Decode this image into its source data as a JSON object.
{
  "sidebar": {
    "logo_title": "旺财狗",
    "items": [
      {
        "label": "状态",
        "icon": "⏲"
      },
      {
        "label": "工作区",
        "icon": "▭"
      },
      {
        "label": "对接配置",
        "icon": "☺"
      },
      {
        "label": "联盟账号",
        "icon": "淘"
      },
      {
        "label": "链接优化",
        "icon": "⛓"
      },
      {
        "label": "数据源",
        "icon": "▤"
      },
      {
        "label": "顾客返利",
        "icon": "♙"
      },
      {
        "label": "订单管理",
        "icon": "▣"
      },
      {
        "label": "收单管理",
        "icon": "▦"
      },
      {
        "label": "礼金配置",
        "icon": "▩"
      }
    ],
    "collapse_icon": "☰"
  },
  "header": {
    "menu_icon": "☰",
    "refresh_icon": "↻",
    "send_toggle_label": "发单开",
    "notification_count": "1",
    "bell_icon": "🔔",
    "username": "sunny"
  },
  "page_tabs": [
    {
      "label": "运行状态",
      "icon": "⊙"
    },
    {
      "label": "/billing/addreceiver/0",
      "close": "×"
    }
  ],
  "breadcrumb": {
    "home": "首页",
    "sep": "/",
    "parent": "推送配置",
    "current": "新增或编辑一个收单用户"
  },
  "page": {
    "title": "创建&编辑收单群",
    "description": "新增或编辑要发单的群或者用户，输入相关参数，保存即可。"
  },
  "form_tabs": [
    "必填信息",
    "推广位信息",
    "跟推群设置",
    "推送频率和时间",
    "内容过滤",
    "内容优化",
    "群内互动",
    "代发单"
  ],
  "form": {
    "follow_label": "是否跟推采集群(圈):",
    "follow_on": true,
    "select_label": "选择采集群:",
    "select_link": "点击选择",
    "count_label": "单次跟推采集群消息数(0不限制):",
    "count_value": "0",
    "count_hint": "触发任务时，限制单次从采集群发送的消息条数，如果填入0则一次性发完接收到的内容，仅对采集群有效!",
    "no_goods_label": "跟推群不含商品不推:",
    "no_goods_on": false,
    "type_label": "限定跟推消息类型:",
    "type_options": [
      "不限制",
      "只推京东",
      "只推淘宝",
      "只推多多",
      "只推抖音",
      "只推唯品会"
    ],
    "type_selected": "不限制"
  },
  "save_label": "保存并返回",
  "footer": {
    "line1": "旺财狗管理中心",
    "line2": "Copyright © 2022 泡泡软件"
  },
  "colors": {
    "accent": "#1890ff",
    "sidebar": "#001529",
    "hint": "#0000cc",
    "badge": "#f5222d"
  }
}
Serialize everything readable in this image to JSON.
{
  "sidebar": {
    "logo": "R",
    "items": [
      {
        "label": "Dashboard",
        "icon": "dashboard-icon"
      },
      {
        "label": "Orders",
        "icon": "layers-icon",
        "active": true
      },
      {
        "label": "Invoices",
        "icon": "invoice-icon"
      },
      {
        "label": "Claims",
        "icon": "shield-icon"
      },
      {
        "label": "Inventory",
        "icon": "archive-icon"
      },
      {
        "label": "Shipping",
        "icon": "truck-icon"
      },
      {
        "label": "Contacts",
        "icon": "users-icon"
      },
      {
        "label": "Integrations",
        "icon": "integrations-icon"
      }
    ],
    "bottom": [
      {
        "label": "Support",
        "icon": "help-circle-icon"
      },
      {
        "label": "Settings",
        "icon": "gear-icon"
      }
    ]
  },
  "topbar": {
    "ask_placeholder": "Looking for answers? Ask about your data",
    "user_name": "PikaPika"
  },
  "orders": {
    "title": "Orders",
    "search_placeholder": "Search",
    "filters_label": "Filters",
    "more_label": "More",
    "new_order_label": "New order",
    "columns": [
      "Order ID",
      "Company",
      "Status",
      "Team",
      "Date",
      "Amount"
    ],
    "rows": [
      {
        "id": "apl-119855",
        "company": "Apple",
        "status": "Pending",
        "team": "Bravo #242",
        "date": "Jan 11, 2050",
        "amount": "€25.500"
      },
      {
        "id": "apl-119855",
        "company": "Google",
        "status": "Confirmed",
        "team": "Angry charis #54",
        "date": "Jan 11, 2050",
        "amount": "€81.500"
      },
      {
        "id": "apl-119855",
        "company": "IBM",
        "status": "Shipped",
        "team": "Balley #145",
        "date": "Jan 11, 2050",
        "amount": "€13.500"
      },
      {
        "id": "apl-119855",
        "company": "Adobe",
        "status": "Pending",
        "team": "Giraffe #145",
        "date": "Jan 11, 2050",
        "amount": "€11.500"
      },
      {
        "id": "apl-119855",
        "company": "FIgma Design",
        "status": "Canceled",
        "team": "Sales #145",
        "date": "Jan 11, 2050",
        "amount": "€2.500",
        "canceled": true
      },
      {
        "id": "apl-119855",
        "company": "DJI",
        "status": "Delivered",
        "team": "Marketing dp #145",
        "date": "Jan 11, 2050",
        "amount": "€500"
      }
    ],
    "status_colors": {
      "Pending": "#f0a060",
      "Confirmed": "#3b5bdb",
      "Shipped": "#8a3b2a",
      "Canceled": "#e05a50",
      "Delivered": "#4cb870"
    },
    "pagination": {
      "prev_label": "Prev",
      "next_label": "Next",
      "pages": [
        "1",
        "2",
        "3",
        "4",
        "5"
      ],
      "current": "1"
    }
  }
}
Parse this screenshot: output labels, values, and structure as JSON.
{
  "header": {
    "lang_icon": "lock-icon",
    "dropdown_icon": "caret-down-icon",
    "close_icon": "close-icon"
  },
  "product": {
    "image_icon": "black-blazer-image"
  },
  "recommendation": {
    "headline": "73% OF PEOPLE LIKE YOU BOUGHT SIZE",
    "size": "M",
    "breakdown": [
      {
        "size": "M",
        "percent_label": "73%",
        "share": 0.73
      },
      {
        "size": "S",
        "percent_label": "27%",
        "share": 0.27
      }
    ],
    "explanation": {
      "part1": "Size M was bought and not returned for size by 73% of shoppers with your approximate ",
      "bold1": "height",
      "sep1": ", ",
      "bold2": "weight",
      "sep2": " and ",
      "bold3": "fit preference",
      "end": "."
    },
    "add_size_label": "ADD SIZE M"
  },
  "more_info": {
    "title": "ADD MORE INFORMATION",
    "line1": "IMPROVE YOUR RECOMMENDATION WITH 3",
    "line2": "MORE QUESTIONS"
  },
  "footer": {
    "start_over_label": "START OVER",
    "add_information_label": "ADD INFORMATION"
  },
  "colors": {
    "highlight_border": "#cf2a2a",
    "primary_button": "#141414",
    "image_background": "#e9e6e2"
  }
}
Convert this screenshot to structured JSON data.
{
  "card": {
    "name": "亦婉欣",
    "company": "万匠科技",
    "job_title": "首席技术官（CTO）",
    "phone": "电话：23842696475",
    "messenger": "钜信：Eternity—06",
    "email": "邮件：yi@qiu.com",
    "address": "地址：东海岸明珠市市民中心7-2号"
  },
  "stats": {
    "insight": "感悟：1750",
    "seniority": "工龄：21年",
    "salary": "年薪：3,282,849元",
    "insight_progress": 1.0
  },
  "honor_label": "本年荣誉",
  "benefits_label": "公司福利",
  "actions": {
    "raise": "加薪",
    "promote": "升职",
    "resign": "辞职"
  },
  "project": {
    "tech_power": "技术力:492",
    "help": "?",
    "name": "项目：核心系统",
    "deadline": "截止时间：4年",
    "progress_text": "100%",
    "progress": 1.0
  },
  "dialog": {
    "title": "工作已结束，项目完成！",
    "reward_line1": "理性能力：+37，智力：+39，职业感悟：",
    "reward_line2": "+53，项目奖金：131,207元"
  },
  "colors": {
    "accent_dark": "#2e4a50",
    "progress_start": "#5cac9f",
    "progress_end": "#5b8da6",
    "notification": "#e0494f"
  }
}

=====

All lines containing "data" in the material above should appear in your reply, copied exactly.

Decode this image into its source data as a JSON object.
    "ask_placeholder": "Looking for answers? Ask about your data",
Convert this screenshot to structured JSON data.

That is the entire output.